Hypericum Elstead is one of the better Hypericums for berries. The berries start to colour pink in mid-august and last well into the autumn.
A medium height deciduous shrub - but sometimes semi-evergreen - with yellow flowers in summer, Hypericum Elstead responds well to hard pruning in early spring. If it is not pruned regularly in this way, then it tends to grow into a bit of an untidy shrub - little of interest at the bottom and all at the top. This would then suit it as a back of border position.
Hypericum Elstead is quite happy in more or less any soil. Perhaps not as popular as it should be for it is usually neglected.
Pruned to ground level each year will ensure a bushy compact shrub - full of flowers in summer and ensuing berries in late summer early autumn.
It has the dual attraction in that often, it will have flowers and fruit at the same time.
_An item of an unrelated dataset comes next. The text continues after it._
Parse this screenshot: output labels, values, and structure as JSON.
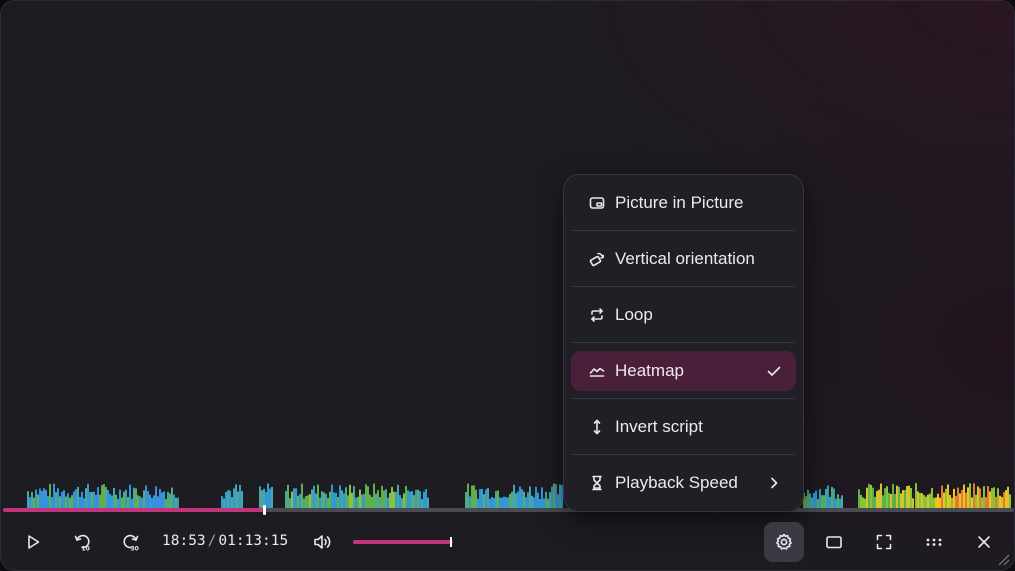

The flowers are showy, in that there are many of them. Small, and almost like stars with their mass of anthers above the stellar petals.
The autumn foliage colour can also be attractive on the deciduous Hypericum range of shrubs. It is not generally realised that this shrub has aromatic foliage when crushed or brushed against!
The flowers are yellow 'buttercups' borne freely at the tips of the branches. A rich golden yellow.
The shrub can suffer a little from assorted leaf spots and/or mildew. In my experience, this is generally as a result of the lack of attention that this - and other Hypericums - are often subjected to. Treatment on a preventive basis with a general fungicide will deter the leaf spots - but so will good plant husbandry!
Hypericum x inodorum Elstead will last for many years. Mulching in the late autumn or early spring will help keep it in healthy mode.
Hypericum inodorum Elstead will normally occupy a space of 3ft (90cm), but if grown well, will extend to around 4ft (1.2m) Height rarely exceeds 3ft.
Propagation of Hypericum Elstead. Easily rooted with either semi ripe cuttings or ripe cuttings in cold frame or other sheltered place. It can also be grown from seed - after firstly removing the fleshy outer. Autumn sowing in cold frame or cold greenhouse is best.
By David Hughes - firstname.lastname@example.org